Prompt: With nothing added or left out, output the listing that follows.

Top of Exercise input

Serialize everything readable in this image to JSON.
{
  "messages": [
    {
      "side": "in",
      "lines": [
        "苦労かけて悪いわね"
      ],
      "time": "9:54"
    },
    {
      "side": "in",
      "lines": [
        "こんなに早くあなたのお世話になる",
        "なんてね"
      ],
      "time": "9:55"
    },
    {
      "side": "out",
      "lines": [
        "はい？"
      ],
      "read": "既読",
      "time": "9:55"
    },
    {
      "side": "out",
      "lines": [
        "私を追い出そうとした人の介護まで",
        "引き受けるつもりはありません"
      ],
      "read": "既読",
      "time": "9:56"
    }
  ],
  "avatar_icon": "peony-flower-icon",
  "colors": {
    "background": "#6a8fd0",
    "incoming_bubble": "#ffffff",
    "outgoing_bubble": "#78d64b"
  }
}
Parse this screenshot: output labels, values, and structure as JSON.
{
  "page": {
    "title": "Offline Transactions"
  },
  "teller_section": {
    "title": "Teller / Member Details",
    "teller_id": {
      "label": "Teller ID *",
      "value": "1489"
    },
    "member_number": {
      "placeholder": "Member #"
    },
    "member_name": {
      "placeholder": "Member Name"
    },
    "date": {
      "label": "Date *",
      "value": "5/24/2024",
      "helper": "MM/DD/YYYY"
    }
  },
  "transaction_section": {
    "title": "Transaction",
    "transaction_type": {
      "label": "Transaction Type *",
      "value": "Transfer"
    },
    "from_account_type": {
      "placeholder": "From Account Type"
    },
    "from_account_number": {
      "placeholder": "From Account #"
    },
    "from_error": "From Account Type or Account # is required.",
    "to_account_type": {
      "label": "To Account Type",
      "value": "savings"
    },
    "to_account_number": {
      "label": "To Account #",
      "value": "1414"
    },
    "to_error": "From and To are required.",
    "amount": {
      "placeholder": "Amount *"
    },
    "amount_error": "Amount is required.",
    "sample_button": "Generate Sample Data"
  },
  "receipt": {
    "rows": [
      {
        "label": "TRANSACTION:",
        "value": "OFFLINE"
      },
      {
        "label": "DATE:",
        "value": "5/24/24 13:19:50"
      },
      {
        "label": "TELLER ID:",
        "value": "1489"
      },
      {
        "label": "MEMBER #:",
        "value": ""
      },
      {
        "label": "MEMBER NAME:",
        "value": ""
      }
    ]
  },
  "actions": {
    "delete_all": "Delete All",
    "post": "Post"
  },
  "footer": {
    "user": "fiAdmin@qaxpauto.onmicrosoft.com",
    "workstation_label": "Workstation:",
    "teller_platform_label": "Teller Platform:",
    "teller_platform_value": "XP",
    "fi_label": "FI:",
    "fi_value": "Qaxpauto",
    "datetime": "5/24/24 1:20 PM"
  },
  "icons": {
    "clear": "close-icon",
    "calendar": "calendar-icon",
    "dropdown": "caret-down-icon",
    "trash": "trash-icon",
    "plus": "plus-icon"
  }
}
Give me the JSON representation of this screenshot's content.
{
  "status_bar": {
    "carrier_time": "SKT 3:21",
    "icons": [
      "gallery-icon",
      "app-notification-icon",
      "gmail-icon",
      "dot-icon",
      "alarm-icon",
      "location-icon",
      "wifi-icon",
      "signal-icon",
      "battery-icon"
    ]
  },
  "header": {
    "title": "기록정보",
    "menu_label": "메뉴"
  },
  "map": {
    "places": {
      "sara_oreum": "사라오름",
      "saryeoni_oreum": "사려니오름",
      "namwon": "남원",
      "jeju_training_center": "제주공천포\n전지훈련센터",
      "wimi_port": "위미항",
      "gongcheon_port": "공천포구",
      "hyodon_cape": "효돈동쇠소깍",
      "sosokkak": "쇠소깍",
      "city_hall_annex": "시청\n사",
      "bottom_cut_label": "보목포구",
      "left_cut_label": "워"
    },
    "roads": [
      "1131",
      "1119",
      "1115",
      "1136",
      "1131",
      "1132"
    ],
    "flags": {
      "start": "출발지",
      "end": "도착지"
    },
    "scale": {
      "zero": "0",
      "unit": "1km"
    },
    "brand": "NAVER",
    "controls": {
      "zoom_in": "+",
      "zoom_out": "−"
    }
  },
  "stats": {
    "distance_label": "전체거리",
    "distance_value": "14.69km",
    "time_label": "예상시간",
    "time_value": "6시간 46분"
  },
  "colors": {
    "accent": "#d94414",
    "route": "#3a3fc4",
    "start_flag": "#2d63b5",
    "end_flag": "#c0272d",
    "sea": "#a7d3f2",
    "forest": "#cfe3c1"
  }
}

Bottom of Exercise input

Solution to this problem:
Serialize everything readable in this image to JSON.
{
  "messages": [
    {
      "side": "in",
      "lines": [
        "苦労かけて悪いわね"
      ],
      "time": "9:54"
    },
    {
      "side": "in",
      "lines": [
        "こんなに早くあなたのお世話になる",
        "なんてね"
      ],
      "time": "9:55"
    },
    {
      "side": "out",
      "lines": [
        "はい？"
      ],
      "read": "既読",
      "time": "9:55"
    },
    {
      "side": "out",
      "lines": [
        "私を追い出そうとした人の介護まで",
        "引き受けるつもりはありません"
      ],
      "read": "既読",
      "time": "9:56"
    }
  ],
  "avatar_icon": "peony-flower-icon",
  "colors": {
    "background": "#6a8fd0",
    "incoming_bubble": "#ffffff",
    "outgoing_bubble": "#78d64b"
  }
}
Parse this screenshot: output labels, values, and structure as JSON.
{
  "page": {
    "title": "Offline Transactions"
  },
  "teller_section": {
    "title": "Teller / Member Details",
    "teller_id": {
      "label": "Teller ID *",
      "value": "1489"
    },
    "member_number": {
      "placeholder": "Member #"
    },
    "member_name": {
      "placeholder": "Member Name"
    },
    "date": {
      "label": "Date *",
      "value": "5/24/2024",
      "helper": "MM/DD/YYYY"
    }
  },
  "transaction_section": {
    "title": "Transaction",
    "transaction_type": {
      "label": "Transaction Type *",
      "value": "Transfer"
    },
    "from_account_type": {
      "placeholder": "From Account Type"
    },
    "from_account_number": {
      "placeholder": "From Account #"
    },
    "from_error": "From Account Type or Account # is required.",
    "to_account_type": {
      "label": "To Account Type",
      "value": "savings"
    },
    "to_account_number": {
      "label": "To Account #",
      "value": "1414"
    },
    "to_error": "From and To are required.",
    "amount": {
      "placeholder": "Amount *"
    },
    "amount_error": "Amount is required.",
    "sample_button": "Generate Sample Data"
  },
  "receipt": {
    "rows": [
      {
        "label": "TRANSACTION:",
        "value": "OFFLINE"
      },
      {
        "label": "DATE:",
        "value": "5/24/24 13:19:50"
      },
      {
        "label": "TELLER ID:",
        "value": "1489"
      },
      {
        "label": "MEMBER #:",
        "value": ""
      },
      {
        "label": "MEMBER NAME:",
        "value": ""
      }
    ]
  },
  "actions": {
    "delete_all": "Delete All",
    "post": "Post"
  },
  "footer": {
    "user": "fiAdmin@qaxpauto.onmicrosoft.com",
    "workstation_label": "Workstation:",
    "teller_platform_label": "Teller Platform:",
    "teller_platform_value": "XP",
    "fi_label": "FI:",
    "fi_value": "Qaxpauto",
    "datetime": "5/24/24 1:20 PM"
  },
  "icons": {
    "clear": "close-icon",
    "calendar": "calendar-icon",
    "dropdown": "caret-down-icon",
    "trash": "trash-icon",
    "plus": "plus-icon"
  }
}
Give me the JSON representation of this screenshot's content.
{
  "status_bar": {
    "carrier_time": "SKT 3:21",
    "icons": [
      "gallery-icon",
      "app-notification-icon",
      "gmail-icon",
      "dot-icon",
      "alarm-icon",
      "location-icon",
      "wifi-icon",
      "signal-icon",
      "battery-icon"
    ]
  },
  "header": {
    "title": "기록정보",
    "menu_label": "메뉴"
  },
  "map": {
    "places": {
      "sara_oreum": "사라오름",
      "saryeoni_oreum": "사려니오름",
      "namwon": "남원",
      "jeju_training_center": "제주공천포\n전지훈련센터",
      "wimi_port": "위미항",
      "gongcheon_port": "공천포구",
      "hyodon_cape": "효돈동쇠소깍",
      "sosokkak": "쇠소깍",
      "city_hall_annex": "시청\n사",
      "bottom_cut_label": "보목포구",
      "left_cut_label": "워"
    },
    "roads": [
      "1131",
      "1119",
      "1115",
      "1136",
      "1131",
      "1132"
    ],
    "flags": {
      "start": "출발지",
      "end": "도착지"
    },
    "scale": {
      "zero": "0",
      "unit": "1km"
    },
    "brand": "NAVER",
    "controls": {
      "zoom_in": "+",
      "zoom_out": "−"
    }
  },
  "stats": {
    "distance_label": "전체거리",
    "distance_value": "14.69km",
    "time_label": "예상시간",
    "time_value": "6시간 46분"
  },
  "colors": {
    "accent": "#d94414",
    "route": "#3a3fc4",
    "start_flag": "#2d63b5",
    "end_flag": "#c0272d",
    "sea": "#a7d3f2",
    "forest": "#cfe3c1"
  }
}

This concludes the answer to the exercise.